• BRIEF
Return each line of the entries that mentions the word "this".

Items from an interface collection
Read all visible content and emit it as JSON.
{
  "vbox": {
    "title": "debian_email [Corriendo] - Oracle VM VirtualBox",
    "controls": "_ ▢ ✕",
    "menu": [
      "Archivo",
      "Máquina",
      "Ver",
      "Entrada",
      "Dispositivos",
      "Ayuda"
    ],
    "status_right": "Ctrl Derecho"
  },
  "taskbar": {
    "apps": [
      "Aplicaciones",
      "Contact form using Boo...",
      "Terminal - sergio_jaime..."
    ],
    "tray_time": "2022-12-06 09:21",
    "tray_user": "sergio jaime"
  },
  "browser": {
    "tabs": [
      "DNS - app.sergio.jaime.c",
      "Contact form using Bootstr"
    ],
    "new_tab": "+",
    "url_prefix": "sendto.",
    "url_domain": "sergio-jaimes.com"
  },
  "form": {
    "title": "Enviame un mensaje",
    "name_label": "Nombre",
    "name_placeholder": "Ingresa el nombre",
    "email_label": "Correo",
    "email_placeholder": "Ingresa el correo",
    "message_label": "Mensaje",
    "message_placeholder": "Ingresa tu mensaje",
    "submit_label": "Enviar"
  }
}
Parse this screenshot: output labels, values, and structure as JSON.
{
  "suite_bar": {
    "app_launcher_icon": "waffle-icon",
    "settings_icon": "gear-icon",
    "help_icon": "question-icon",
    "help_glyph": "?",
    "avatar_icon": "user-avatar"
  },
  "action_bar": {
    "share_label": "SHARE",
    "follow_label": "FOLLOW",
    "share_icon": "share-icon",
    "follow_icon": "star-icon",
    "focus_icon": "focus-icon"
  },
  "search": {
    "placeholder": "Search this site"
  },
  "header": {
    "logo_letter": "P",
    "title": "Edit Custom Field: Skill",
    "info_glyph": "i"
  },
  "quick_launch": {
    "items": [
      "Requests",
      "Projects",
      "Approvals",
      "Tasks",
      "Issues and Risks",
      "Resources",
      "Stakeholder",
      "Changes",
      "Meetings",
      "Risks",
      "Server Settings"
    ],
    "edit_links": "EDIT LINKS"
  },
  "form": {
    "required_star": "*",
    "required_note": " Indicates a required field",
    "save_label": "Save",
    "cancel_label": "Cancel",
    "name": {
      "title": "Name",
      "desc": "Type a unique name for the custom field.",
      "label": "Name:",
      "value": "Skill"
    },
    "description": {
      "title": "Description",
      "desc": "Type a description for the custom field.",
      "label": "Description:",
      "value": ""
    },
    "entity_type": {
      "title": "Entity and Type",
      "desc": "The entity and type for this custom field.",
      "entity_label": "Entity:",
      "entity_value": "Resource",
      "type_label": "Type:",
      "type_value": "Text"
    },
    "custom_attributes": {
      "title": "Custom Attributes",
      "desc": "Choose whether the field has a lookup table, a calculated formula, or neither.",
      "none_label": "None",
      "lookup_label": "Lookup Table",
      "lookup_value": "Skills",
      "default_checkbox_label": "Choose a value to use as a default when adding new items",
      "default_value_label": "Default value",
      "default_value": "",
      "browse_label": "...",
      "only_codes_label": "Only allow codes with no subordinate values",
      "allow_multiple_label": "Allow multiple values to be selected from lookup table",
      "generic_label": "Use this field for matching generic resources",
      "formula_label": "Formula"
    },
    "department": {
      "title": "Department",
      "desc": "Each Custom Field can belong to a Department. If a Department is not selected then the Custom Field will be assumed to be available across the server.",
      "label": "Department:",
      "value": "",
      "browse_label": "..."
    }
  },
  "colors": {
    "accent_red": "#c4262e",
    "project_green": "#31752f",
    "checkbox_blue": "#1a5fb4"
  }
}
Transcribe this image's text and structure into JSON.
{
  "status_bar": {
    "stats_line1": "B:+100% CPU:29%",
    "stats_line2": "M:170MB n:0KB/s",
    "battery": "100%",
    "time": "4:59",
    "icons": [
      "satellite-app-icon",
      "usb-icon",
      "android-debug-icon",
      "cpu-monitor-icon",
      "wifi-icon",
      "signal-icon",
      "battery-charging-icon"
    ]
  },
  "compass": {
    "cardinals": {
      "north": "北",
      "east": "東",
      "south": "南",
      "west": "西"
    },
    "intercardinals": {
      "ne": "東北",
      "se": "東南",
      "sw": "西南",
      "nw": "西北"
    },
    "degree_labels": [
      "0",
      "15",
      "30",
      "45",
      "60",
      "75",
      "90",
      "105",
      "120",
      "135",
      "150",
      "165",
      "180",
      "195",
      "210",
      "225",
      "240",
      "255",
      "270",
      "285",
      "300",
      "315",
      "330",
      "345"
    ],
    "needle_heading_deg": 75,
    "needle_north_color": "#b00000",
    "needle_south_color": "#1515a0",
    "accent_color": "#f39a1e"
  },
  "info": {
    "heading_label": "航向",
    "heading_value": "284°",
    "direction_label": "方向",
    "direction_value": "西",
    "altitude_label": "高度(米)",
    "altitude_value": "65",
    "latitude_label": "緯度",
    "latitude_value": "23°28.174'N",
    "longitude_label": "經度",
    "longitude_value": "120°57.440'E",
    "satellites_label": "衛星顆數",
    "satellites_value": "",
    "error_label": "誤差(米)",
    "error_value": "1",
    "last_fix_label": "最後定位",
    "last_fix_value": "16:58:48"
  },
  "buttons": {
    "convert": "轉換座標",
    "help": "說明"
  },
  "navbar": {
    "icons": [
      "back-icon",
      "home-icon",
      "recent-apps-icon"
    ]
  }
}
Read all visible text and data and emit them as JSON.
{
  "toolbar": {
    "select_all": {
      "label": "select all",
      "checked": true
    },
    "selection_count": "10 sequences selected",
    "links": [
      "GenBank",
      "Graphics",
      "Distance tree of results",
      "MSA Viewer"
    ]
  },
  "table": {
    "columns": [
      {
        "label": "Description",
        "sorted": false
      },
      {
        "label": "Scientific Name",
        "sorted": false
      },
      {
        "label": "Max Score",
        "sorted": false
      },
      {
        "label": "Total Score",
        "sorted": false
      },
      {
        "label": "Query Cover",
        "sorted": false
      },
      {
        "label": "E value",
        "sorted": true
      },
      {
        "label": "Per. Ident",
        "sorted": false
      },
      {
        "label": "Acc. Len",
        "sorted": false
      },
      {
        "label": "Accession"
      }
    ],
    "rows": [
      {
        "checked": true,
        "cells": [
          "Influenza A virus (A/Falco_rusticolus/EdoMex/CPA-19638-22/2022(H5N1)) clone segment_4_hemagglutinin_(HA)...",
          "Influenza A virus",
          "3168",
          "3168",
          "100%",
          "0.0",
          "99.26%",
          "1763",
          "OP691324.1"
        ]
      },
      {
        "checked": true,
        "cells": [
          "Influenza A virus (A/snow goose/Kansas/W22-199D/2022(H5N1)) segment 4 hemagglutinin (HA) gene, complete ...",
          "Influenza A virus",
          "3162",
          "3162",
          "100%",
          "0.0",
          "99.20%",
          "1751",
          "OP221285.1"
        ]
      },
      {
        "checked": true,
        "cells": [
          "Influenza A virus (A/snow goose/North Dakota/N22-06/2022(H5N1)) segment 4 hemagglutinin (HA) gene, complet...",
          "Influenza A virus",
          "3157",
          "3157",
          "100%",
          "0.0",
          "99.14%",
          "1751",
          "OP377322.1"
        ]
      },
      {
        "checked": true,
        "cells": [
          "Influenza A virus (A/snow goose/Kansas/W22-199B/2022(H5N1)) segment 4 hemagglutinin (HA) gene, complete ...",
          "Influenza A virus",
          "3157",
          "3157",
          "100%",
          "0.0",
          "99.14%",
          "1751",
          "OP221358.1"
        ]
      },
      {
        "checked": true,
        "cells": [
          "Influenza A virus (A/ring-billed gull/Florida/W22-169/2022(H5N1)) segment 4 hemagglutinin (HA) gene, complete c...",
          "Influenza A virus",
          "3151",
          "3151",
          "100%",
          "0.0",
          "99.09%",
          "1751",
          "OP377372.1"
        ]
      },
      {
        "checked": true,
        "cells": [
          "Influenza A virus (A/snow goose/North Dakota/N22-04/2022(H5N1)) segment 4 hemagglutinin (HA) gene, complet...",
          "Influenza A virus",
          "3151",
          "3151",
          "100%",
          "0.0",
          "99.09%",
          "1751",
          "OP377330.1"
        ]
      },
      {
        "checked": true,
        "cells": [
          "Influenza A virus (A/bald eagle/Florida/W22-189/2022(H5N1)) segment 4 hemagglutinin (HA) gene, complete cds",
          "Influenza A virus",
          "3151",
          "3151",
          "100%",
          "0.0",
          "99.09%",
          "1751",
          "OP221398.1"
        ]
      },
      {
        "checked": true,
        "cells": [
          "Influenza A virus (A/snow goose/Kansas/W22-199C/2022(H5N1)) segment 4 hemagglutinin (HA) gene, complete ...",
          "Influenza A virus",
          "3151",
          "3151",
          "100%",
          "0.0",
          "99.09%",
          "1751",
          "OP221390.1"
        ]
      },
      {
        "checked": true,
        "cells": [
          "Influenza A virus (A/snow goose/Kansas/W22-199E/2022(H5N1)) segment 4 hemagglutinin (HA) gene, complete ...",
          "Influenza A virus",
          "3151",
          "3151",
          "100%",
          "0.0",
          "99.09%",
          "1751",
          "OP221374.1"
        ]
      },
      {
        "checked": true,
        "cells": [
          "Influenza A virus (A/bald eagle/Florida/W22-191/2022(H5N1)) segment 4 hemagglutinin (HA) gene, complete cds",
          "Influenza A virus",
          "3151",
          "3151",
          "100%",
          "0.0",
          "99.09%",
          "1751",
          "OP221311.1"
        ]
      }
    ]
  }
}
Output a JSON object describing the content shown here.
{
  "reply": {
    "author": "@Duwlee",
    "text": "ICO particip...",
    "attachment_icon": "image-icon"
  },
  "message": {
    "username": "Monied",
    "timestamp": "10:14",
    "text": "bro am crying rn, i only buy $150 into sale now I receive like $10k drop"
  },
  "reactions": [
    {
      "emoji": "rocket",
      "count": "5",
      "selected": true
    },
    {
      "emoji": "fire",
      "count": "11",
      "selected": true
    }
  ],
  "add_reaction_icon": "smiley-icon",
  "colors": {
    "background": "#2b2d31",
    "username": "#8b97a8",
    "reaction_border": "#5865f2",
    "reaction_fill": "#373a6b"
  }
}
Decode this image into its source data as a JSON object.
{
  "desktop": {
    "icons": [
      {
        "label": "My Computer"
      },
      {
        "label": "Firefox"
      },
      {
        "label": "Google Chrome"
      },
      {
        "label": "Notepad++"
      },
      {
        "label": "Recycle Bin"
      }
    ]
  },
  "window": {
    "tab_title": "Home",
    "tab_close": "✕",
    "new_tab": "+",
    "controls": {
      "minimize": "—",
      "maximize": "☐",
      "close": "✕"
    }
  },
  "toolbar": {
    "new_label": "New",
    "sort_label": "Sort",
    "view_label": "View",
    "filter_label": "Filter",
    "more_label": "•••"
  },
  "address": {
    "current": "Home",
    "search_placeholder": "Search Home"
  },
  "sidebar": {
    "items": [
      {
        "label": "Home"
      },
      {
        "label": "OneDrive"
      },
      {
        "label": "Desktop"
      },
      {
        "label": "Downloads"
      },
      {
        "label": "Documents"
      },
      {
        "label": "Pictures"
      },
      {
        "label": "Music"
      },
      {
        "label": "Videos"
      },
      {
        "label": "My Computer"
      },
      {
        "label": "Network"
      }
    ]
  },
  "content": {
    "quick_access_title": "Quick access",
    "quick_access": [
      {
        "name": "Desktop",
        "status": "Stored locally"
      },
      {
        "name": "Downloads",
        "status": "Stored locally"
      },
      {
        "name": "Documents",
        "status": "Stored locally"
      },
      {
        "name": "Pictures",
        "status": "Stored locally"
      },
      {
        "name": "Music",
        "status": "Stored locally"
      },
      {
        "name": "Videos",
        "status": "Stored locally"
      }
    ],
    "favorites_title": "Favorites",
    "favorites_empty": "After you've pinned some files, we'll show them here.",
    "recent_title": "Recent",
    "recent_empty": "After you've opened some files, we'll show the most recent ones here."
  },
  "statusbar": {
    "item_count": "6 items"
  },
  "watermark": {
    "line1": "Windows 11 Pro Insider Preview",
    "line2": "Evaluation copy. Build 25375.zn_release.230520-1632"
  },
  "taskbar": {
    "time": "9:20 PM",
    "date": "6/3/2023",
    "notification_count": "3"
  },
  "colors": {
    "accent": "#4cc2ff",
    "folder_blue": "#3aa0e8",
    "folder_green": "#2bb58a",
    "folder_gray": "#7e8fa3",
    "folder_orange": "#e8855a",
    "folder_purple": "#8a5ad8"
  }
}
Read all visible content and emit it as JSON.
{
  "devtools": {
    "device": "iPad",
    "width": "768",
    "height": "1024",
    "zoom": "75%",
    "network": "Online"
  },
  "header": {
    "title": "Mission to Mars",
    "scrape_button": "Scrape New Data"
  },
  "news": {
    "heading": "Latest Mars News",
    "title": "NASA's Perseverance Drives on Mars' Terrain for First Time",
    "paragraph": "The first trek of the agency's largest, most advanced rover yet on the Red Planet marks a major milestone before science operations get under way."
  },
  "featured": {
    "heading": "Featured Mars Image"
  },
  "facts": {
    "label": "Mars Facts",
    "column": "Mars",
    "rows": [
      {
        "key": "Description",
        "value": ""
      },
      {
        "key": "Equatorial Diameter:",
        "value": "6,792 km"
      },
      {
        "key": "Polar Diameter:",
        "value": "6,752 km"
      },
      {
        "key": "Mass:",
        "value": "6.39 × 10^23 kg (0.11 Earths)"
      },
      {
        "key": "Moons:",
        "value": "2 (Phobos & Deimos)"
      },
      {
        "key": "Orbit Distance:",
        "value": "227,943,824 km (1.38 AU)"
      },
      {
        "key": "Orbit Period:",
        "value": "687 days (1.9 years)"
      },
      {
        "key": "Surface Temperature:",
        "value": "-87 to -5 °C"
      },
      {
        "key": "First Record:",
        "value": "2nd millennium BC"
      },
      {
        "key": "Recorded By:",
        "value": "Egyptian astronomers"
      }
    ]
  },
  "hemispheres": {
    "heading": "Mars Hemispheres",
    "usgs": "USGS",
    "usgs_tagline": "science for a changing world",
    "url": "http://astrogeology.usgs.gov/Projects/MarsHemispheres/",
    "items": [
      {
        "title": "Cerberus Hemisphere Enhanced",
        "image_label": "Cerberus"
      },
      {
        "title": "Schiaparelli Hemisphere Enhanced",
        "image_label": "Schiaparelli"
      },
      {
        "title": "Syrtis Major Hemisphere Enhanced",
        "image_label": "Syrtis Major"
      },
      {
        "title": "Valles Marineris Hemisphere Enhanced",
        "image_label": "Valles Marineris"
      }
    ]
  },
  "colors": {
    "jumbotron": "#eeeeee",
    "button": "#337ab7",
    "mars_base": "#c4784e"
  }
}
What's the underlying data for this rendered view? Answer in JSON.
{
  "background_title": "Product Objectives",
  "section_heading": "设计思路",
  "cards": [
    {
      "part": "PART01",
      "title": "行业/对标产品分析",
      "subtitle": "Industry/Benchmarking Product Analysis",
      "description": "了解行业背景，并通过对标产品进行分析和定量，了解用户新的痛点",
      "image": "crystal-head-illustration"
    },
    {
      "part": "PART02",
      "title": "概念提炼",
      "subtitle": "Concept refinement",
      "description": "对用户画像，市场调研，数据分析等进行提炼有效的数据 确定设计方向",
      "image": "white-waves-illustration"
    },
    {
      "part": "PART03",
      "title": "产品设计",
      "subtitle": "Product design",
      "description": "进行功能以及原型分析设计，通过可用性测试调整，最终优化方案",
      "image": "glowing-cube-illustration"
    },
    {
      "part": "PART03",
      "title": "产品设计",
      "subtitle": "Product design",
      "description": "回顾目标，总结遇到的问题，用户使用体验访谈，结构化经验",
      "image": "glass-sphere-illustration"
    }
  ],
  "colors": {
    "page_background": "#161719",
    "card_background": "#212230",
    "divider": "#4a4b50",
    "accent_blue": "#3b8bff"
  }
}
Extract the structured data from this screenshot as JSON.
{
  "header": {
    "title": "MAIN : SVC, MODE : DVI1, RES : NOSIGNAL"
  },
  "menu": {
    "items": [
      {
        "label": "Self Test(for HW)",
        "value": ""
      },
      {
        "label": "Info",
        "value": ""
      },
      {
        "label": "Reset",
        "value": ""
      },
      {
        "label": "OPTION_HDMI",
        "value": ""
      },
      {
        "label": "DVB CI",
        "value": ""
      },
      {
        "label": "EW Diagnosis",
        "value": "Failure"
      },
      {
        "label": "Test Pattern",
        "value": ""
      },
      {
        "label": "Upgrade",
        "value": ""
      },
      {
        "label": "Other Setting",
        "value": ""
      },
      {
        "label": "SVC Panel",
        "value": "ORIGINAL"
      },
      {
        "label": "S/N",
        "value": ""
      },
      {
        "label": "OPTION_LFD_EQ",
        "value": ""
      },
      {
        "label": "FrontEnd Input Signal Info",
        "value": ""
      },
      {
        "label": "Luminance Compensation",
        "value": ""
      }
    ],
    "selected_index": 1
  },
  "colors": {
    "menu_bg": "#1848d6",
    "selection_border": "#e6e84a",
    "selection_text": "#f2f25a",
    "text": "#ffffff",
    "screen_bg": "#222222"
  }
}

• TASK OUTPUT
Parse this screenshot: output labels, values, and structure as JSON.
    "placeholder": "Search this site"
      "desc": "The entity and type for this custom field.",
      "generic_label": "Use this field for matching generic resources",
Transcribe this image's text and structure into JSON.
Decode this image into its source data as a JSON object.
What's the underlying data for this rendered view? Answer in JSON.
Extract the structured data from this screenshot as JSON.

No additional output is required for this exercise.